%%

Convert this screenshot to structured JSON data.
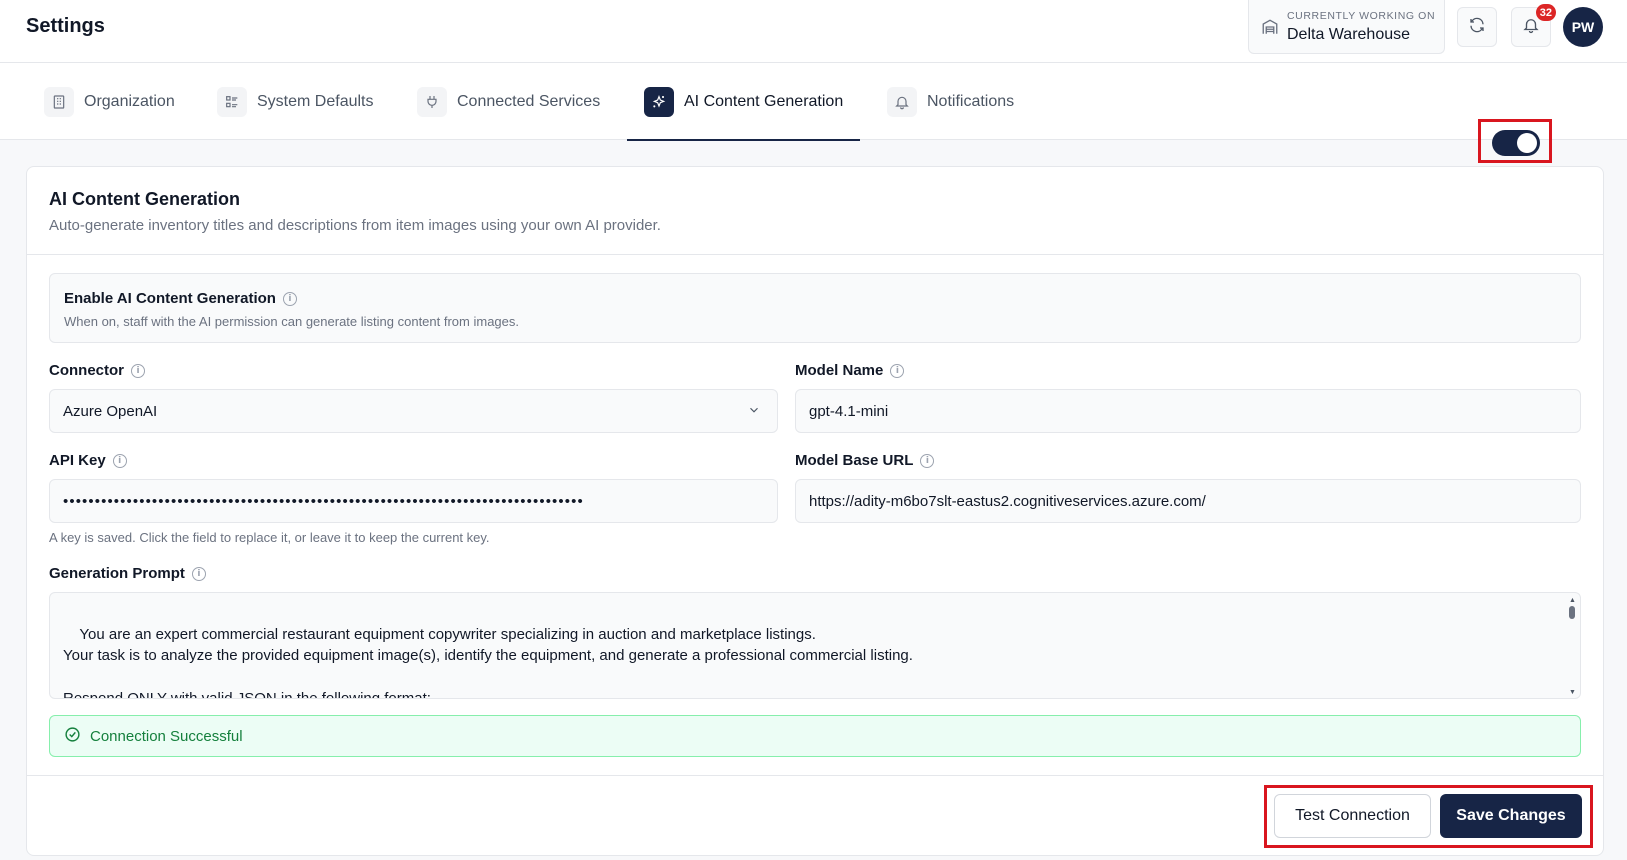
{
  "header": {
    "title": "Settings",
    "working_label": "CURRENTLY WORKING ON",
    "working_value": "Delta Warehouse",
    "notification_count": "32",
    "avatar_initials": "PW"
  },
  "tabs": [
    {
      "label": "Organization",
      "icon": "building-icon"
    },
    {
      "label": "System Defaults",
      "icon": "list-icon"
    },
    {
      "label": "Connected Services",
      "icon": "plug-icon"
    },
    {
      "label": "AI Content Generation",
      "icon": "sparkles-icon",
      "active": true
    },
    {
      "label": "Notifications",
      "icon": "bell-icon"
    }
  ],
  "card": {
    "title": "AI Content Generation",
    "subtitle": "Auto-generate inventory titles and descriptions from item images using your own AI provider."
  },
  "enable": {
    "title": "Enable AI Content Generation",
    "description": "When on, staff with the AI permission can generate listing content from images.",
    "enabled": true
  },
  "form": {
    "connector_label": "Connector",
    "connector_value": "Azure OpenAI",
    "model_name_label": "Model Name",
    "model_name_value": "gpt-4.1-mini",
    "api_key_label": "API Key",
    "api_key_value": "••••••••••••••••••••••••••••••••••••••••••••••••••••••••••••••••••••••••••••••••••",
    "api_key_hint": "A key is saved. Click the field to replace it, or leave it to keep the current key.",
    "base_url_label": "Model Base URL",
    "base_url_value": "https://adity-m6bo7slt-eastus2.cognitiveservices.azure.com/",
    "prompt_label": "Generation Prompt",
    "prompt_value": "You are an expert commercial restaurant equipment copywriter specializing in auction and marketplace listings.\nYour task is to analyze the provided equipment image(s), identify the equipment, and generate a professional commercial listing.\n\nRespond ONLY with valid JSON in the following format:\n{"
  },
  "status": {
    "message": "Connection Successful",
    "color": "#15803d"
  },
  "actions": {
    "test_label": "Test Connection",
    "save_label": "Save Changes"
  },
  "colors": {
    "primary": "#172546",
    "highlight": "#d9161f",
    "badge": "#dc2626"
  }
}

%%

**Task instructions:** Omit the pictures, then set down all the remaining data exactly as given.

**Finished exercise:**
Convert this screenshot to structured JSON data.
{
  "header": {
    "title": "Settings",
    "working_label": "CURRENTLY WORKING ON",
    "working_value": "Delta Warehouse",
    "notification_count": "32",
    "avatar_initials": "PW"
  },
  "tabs": [
    {
      "label": "Organization",
      "icon": "building-icon"
    },
    {
      "label": "System Defaults",
      "icon": "list-icon"
    },
    {
      "label": "Connected Services",
      "icon": "plug-icon"
    },
    {
      "label": "AI Content Generation",
      "icon": "sparkles-icon",
      "active": true
    },
    {
      "label": "Notifications",
      "icon": "bell-icon"
    }
  ],
  "card": {
    "title": "AI Content Generation",
    "subtitle": "Auto-generate inventory titles and descriptions from item images using your own AI provider."
  },
  "enable": {
    "title": "Enable AI Content Generation",
    "description": "When on, staff with the AI permission can generate listing content from images.",
    "enabled": true
  },
  "form": {
    "connector_label": "Connector",
    "connector_value": "Azure OpenAI",
    "model_name_label": "Model Name",
    "model_name_value": "gpt-4.1-mini",
    "api_key_label": "API Key",
    "api_key_value": "••••••••••••••••••••••••••••••••••••••••••••••••••••••••••••••••••••••••••••••••••",
    "api_key_hint": "A key is saved. Click the field to replace it, or leave it to keep the current key.",
    "base_url_label": "Model Base URL",
    "base_url_value": "https://adity-m6bo7slt-eastus2.cognitiveservices.azure.com/",
    "prompt_label": "Generation Prompt",
    "prompt_value": "You are an expert commercial restaurant equipment copywriter specializing in auction and marketplace listings.\nYour task is to analyze the provided equipment image(s), identify the equipment, and generate a professional commercial listing.\n\nRespond ONLY with valid JSON in the following format:\n{"
  },
  "status": {
    "message": "Connection Successful",
    "color": "#15803d"
  },
  "actions": {
    "test_label": "Test Connection",
    "save_label": "Save Changes"
  },
  "colors": {
    "primary": "#172546",
    "highlight": "#d9161f",
    "badge": "#dc2626"
  }
}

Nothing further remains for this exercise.